Walker’s embrace-and-diminish treatment of Rubio was on full display late last month during a speech at a regional Republican conference in Philadelphia. Walker lauded the entire GOP field — but Rubio was the only one he mentioned by name.
“I know Senator Rubio very well,” Walker said. He then noted that while U.S. senators have admirably fought President Obama’s agenda, they “have yet to win any of those serious battles.” Walker has pitched himself as a candidate who can fight and win battles with Democrats.
This spring, Rubio said in a meeting with the Des Moines Register editorial board that there was “no way” a governor like Walker is ready to make foreign policy decisions. Walker hit back, asking if Rubio thought former California governor Ronald Reagan had been prepared for the job.
A few days later, one of Walker’s college-aged sons tweeted: “Marco Rubio just tweeted a good 50 times in the last hour. . . . Whoever runs his account NEEDS TO CHILL.”
Stanley Hubbard, a conservative billionaire who oversees a Minnesota broadcasting company and is supporting Walker, said that he likes Rubio but doesn’t think he is quite ready for the presidency.

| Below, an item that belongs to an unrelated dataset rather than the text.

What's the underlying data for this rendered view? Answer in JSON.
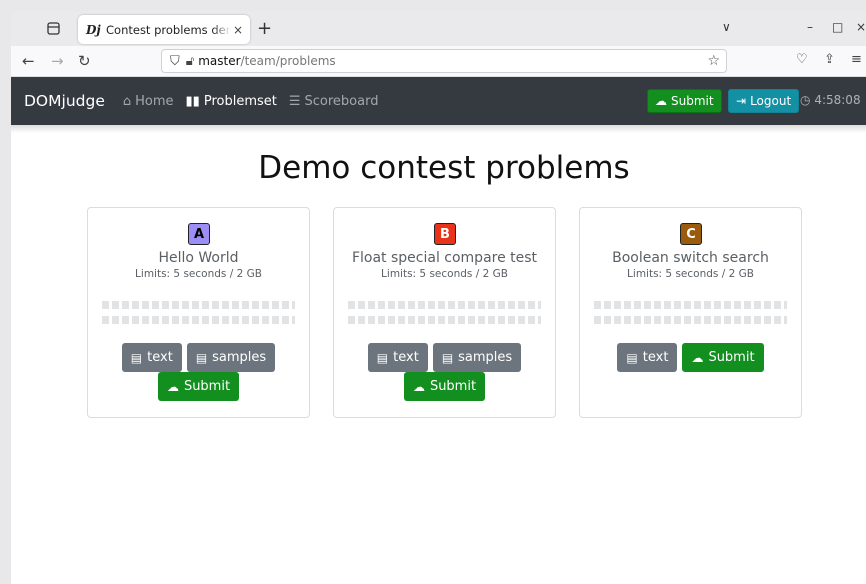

“He has not yet had any executive experience — and that’s really important to get the job done right as president. He hasn’t had that experience yet, but he could get it as vice president,” Hubbard said.
Walker and Rubio are now competing against one another in Iowa, where both have hired strategists who steered Sen. Joni Ernst (R-Iowa) to victory in the 2014 midterms. Walker has visited the state at least half a dozen times this year and plans to again visit after his announcement next week. He is banking heavily on a good showing there, and polls show he has the inside track against the crowded field of Republican hopefuls.
Iowa is much tougher for Rubio, who is trying to make an impression there. He will hold seven public Iowa events in three days this week and has reserved TV advertising time in the state.
Some top Republicans worry that Walker is tacking too far to the right on social issues in an effort to win the Iowa caucuses, which are usually dominated by conservative activists. They point to the Supreme Court’s recent decision to legalize gay marriage nationwide, which Walker called a “grave mistake” that should be undone by amending the Constitution to give states the right to ban gay marriage. Rubio and Bush did not call for such an amendment.
Walker also came out as a more vocal critic of abortion, backing a ban in his state on abortions after 20 weeks. Walker has long opposed abortion in all cases, including pregnancies resulting from rape and incest, although he avoided discussing the issue in last year’s gubernatorial race.
“He has gone too far to the right,” said a top Republican fundraiser who is close to Walker but has not endorsed him. “He has been very focused on Iowa, but he needs to have his eye on New Hampshire . . . and the other primaries.”
Democrats are eager to engage in culture war debates with Republicans, and Clinton recently slammed the GOP as the “party of the past.” It’s unclear whether a joint ticket would resolve such problems for Republicans or cause more confusion, since Rubio and Walker disagree on some issues.
But that’s not going to stop Walker’s backers from daydreaming out loud about Walker-Rubio 2016.
“My dear wife, Karen, said to me months ago, ‘Wouldn’t a great ticket be Walker for president and Rubio for vice president?’ ” Hubbard said. “I think it’s a very good idea. It would be a heck of a ticket.”